REQUIRED ACTION — Work out how many lines below contain the word "structured", then give that number alone.
====================
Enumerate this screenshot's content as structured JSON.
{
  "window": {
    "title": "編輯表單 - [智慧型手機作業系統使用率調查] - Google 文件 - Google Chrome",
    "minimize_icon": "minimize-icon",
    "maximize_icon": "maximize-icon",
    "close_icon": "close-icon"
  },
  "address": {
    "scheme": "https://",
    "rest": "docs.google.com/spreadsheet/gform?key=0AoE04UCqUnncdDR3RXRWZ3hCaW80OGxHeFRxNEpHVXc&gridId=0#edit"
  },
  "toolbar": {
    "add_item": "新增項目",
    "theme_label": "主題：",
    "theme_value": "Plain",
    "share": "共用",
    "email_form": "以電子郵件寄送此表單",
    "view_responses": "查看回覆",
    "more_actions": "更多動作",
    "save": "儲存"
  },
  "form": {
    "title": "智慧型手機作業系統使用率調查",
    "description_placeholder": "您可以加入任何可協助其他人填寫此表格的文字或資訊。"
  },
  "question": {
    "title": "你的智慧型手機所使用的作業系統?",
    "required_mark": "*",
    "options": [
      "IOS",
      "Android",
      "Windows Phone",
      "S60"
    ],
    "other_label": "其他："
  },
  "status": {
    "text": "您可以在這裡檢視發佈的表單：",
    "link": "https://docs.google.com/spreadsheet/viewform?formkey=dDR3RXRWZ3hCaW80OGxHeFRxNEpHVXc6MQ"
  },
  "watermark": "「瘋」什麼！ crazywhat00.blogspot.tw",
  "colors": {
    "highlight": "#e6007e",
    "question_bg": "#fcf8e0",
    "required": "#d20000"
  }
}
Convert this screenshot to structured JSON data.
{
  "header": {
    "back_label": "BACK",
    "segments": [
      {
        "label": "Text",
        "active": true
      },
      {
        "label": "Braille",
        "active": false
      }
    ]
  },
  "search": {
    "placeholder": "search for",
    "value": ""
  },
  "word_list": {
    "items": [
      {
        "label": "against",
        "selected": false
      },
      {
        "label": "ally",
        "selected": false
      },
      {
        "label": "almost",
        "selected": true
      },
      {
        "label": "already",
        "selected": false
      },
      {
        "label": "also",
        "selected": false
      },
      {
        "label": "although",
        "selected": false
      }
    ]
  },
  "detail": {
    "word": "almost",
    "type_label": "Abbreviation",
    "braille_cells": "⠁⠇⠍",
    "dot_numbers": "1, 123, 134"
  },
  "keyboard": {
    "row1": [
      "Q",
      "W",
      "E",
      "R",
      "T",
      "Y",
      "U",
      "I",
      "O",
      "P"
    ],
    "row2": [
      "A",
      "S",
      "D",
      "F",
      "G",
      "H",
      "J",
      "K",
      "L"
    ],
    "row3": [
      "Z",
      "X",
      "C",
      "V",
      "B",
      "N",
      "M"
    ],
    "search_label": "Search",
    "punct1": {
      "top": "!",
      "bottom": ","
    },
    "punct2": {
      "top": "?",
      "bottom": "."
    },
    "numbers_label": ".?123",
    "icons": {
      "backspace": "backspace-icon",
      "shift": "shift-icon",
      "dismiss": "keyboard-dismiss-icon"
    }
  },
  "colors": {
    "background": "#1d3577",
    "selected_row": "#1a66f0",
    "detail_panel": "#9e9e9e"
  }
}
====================
SOLUTION TO THIS PROBLEM — 2